Nine-month-old puppy Harry was placed in a drying cage, a contraption used to efficiently dry-off a wet animal. The dog then fell ill and subsequently passed away shortly after.
A thorough investigation was conducted by The Scottish Society for Prevention of Cruelty for Animals (SSPCA), concluding that the cockapoo’s death was not due to a heat stroke but a collapsed intestine - something that its heartbroken owner believes was caused by the drying cage.
Mum of one and Harry’s owner, Lisa O’Neill thinks that being locked in such a small space would have made the doggie jump around leading to the intestinal problem.
She had brought the cute cockapoo to the award-winning dog groomer once previously in February 2021.
But when the dog returned in May 2021, Harry was left in the drying cage for a total of 30 minutes when he collapsed.
Ms O’Neill, who has refused to name the establishment, went to pick him up and brought him to her local vets in Ayrshire, and the next day was taken to a Vets Now Hospital in Glasgow where he was put to sleep on May 8.
According to the owner, a vet had described the use of drying cages as ‘death traps’ and now Ms O’Neill is campaigning for further regulation of the dog grooming industry.
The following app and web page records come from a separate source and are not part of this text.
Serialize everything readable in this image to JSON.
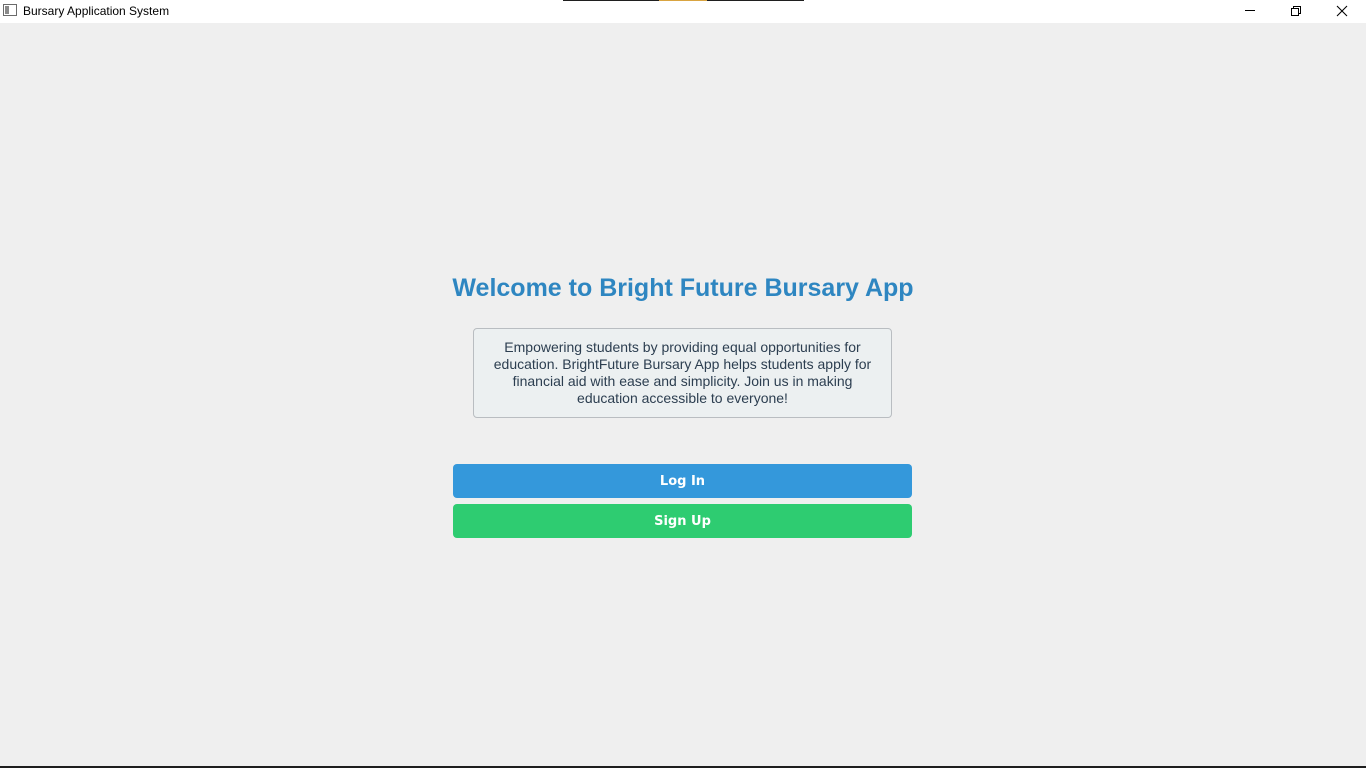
{
  "window": {
    "title": "Bursary Application System",
    "controls": [
      "minimize-icon",
      "restore-icon",
      "close-icon"
    ]
  },
  "main": {
    "heading": "Welcome to Bright Future Bursary App",
    "description": "Empowering students by providing equal opportunities for education. BrightFuture Bursary App helps students apply for financial aid with ease and simplicity. Join us in making education accessible to everyone!",
    "login_label": "Log In",
    "signup_label": "Sign Up"
  },
  "colors": {
    "background": "#efefef",
    "heading": "#2e86c1",
    "description_bg": "#ecf0f1",
    "description_text": "#2c3e50",
    "login_button": "#3498db",
    "signup_button": "#2ecc71"
  }
}
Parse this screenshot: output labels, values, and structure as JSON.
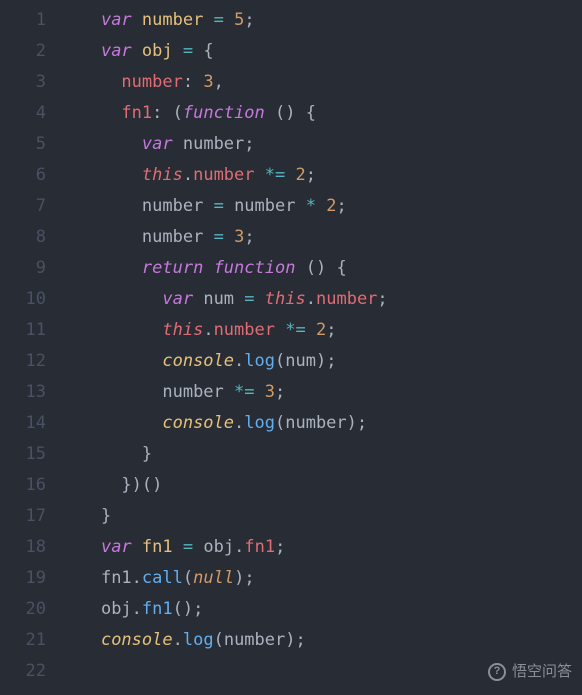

Groomers are currently not required to inform customers whether or not their animal will be put into a drying cage, so are not vulnerable to specific negligence laws relating to their industry.
The contraption is a small cage which should only hold one pet. Warm air is then blown at the animal to dry it and is normally done through a stand dryer.
However, drying cages are known to present issues for animals such as skin irritation, discomfort and overheating - often caused by device malfunctions or when the pets are left unattended.
A petition has been issued to the Scottish government and has already received around 10,000 signatures
This cause has also been fully backed by the SSPCA, who told GlasgowWorld that groomers have a responsibility of care and that more needs to be done.
“Dogs should be under constant supervision whilst at a groomers. It can be a stressful situation for some dogs and every step should be taken to ensure they are safe and comfortable at all times,” they said in a statement.
“The rapid increase of dog ownership in Scotland has led to a boom in businesses such as groomers. Whilst many are reliable, well-trained and care about the welfare of the dogs they groom, the Scottish SPCA backs greater regulation of the industry.
“Owners should do their research, check reviews and try to use a reputable groomer at all times.”
If you would like to sign the petition to regulate the Scottish pet grooming industry, click here for more information.